January 24, 2007

...Learn TDD with Codemanship

Flip For It

A problem that comes up time and again in both real projects and the simulated mini-projects I run in training workshops is analysis paralysis. For example, I sat back and watched a programming pair debate energetically with each other over which flavour of Model-View-Controller to apply to their Java application.

This went on for about 30 minutes - and this is 30 minutes in a project lasting only 6 hours, mind you - and then I decided I ought to step in (which is a shame, because it was very funny and I was quite enjoying it.) In these kinds of situation you have a deadlock. Both guys genuinely believed their choice of MVC implementation was best. But neither could explain why it was the best.

So we had two choices, and - as far as we could tell - either might turn out to be the better choice. There was only one meaningful way to find out, but in order for that to happen, somebody had to give in and go with the other's choice.

A few years back I started doing something that helped break the deadlock, even if it did ruffle a few feathers. I flipped a coin: Heads for choice A and Tails for choice B. In this case, it came up Tails and they agreed to go with the second choice of MVC implementation, which turned out to be a mistake.

But - and this is the point I'm trying to make here - it was a mistake they had to make to know it was a mistake. The information required to tell us it was a mistake was in the code we wrote. We had to write that code to see why it was a mistake. We took a chance. It could just as easily have been the right choice. No amount of analysis - short of creating an exact model of the code (i.e., the code) - would have forewarned us of the problems.

Most importantly, the bad decision only took 15 minutes to reverse. That's half the time the guys wasted arguing about it. And this is often the way it is with software. Sometimes the only way to know for sure is to suck it and see, and the real cost is in failing to make a timely decision.

Harking back to the well-worn golf analogy, there comes a point where we have to stop taking aim and just hit the ball and hope for the best.

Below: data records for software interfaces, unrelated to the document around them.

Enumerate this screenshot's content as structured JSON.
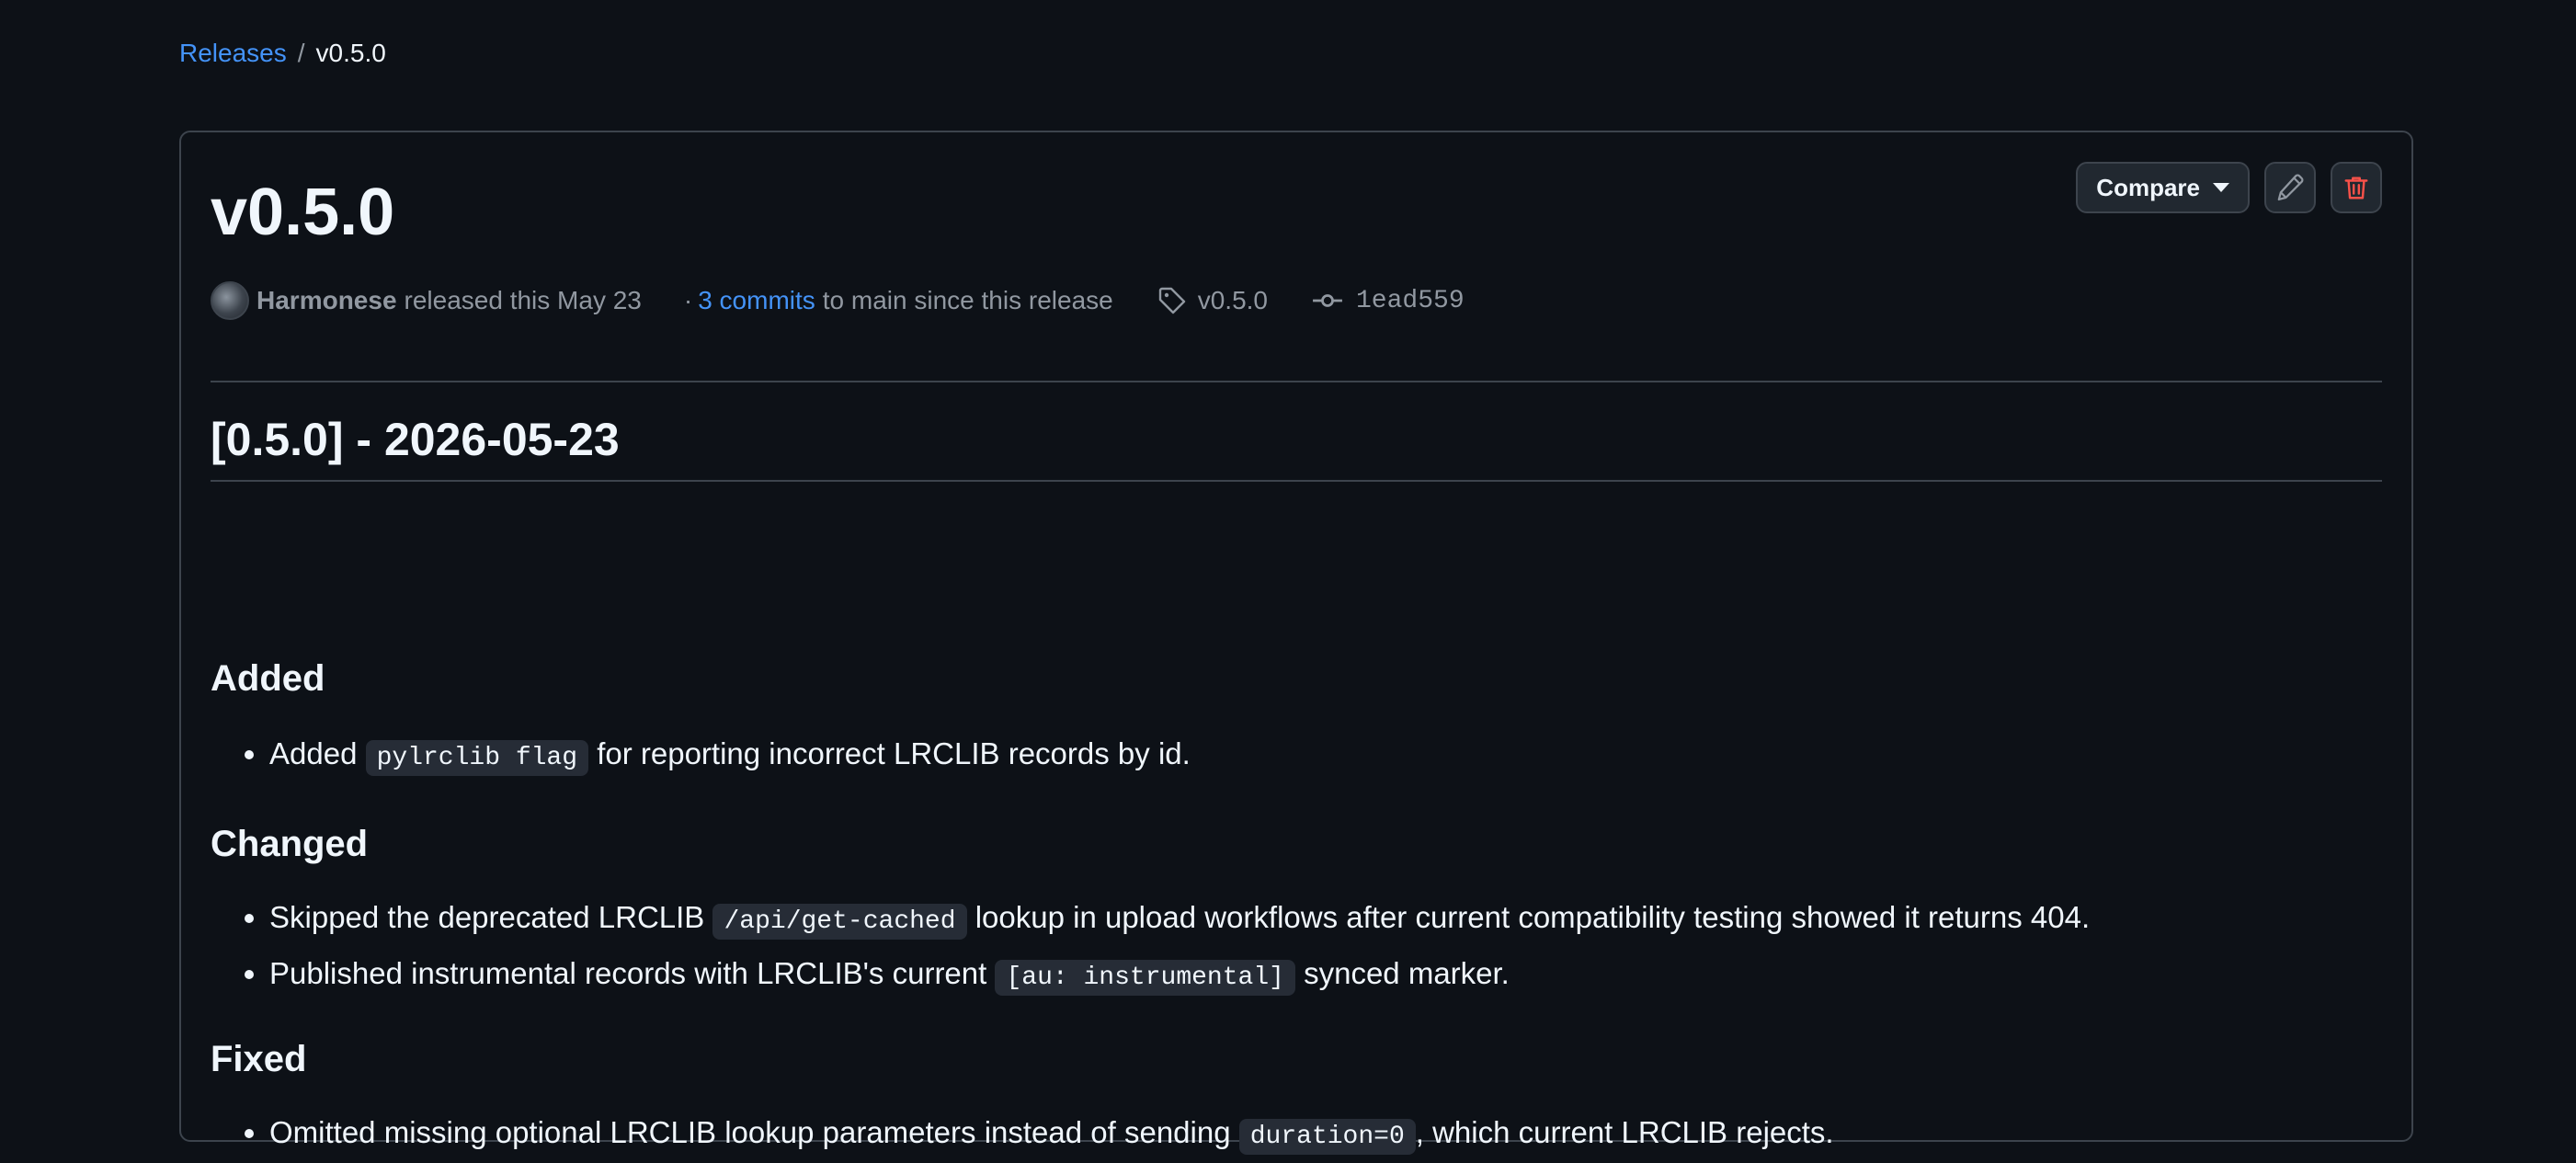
{
  "breadcrumb": {
    "releases_label": "Releases",
    "separator": "/",
    "current": "v0.5.0"
  },
  "release": {
    "title": "v0.5.0",
    "actions": {
      "compare_label": "Compare",
      "edit_icon": "pencil-icon",
      "delete_icon": "trash-icon"
    },
    "meta": {
      "author": "Harmonese",
      "released_text": "released this May 23",
      "dot": "·",
      "commits_link": "3 commits",
      "commits_suffix": "to main since this release",
      "tag_icon": "tag-icon",
      "tag": "v0.5.0",
      "commit_icon": "git-commit-icon",
      "commit_hash": "1ead559"
    },
    "body": {
      "heading": "[0.5.0] - 2026-05-23",
      "sections": {
        "added": {
          "title": "Added",
          "item1": {
            "before": "Added ",
            "code": "pylrclib flag",
            "after": " for reporting incorrect LRCLIB records by id."
          }
        },
        "changed": {
          "title": "Changed",
          "item1": {
            "before": "Skipped the deprecated LRCLIB ",
            "code": "/api/get-cached",
            "after": " lookup in upload workflows after current compatibility testing showed it returns 404."
          },
          "item2": {
            "before": "Published instrumental records with LRCLIB's current ",
            "code": "[au: instrumental]",
            "after": " synced marker."
          }
        },
        "fixed": {
          "title": "Fixed",
          "item1": {
            "before": "Omitted missing optional LRCLIB lookup parameters instead of sending ",
            "code": "duration=0",
            "after": ", which current LRCLIB rejects."
          }
        }
      }
    }
  },
  "colors": {
    "background": "#0d1117",
    "link": "#4493f8",
    "border": "#3d444d",
    "danger": "#f85149",
    "muted": "#9198a1"
  }
}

Knowing where that point comes is an instinct the most productive software developers tend to have.

And if you don't have a coin - perhaps because, like the Queen, you don't carry cash - here's an online coin tossing facility you can use.

Hours of fun :-)
Posted 14 years, 6 months ago on January 24, 2007